Let us also be clear: a few donations from a few of the many, many multimillionaires in San Francisco aren't going to solve the problem. It's pathetic to see the mayor of one of the world's great cities begging for alms from the same people who have helped create the economic conditions that make it so difficult for the city to provide for its residents' basic human needs.

There are exceptions, but for the most part, the wealthy and powerful of San Francisco — with the acquiescence of Newsom — have put their considerable resources to bear over the years pushing for low taxes, cuts in city services, and reductions in the money that goes to the poorest residents of this town. Care Not Cash, Newsom's signature policy measure, was a cruel attack on welfare recipients. His budgets have put hefty raises for police officers above the needs of public housing residents. And now he acts like a little charity, a few crumbs from the swells, will turn things around.

If Newsom really wants to take his rich pals on tours of the city's public housing wasteland, we can suggest a different educational monologue. Rather than trying to summon up some patrician pity, Newsom ought to say:

This is what the antitax policies that have fattened all your wallets have created. This is what happens when the city lets market-rate developers determine housing policy. This, frankly, is what you get when you rely on the private sector to set public policy.

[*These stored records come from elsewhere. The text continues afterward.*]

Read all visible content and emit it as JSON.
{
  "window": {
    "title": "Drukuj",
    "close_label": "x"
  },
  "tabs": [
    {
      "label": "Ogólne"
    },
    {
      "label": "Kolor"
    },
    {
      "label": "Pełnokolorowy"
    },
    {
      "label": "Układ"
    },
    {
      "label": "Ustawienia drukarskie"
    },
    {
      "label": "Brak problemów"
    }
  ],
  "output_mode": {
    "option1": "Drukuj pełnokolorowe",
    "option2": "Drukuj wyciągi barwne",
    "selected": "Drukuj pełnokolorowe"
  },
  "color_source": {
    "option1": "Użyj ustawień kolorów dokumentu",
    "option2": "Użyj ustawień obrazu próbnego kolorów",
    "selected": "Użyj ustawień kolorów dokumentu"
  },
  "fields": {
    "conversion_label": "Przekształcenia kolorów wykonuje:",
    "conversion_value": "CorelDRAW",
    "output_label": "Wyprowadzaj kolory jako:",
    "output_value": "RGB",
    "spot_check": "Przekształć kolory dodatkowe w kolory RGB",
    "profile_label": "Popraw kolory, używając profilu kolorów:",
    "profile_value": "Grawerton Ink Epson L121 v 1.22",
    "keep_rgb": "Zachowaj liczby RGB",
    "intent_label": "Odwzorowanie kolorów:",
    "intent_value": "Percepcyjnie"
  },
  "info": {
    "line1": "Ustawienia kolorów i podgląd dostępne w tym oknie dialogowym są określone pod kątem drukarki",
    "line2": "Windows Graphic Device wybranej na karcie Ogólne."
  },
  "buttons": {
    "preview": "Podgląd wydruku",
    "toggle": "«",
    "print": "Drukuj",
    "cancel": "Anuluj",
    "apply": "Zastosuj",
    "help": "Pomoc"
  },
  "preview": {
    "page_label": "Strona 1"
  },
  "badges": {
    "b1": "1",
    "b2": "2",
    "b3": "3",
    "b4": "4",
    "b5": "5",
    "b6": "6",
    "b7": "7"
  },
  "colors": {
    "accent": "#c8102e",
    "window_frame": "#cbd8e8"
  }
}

And if he really wants to address the public housing problem, he should tell the powerful interests who support him that he wants their backing for some serious new revenue measures — say, a hefty increase in the real estate transfer tax — to fund affordable housing in San Francisco.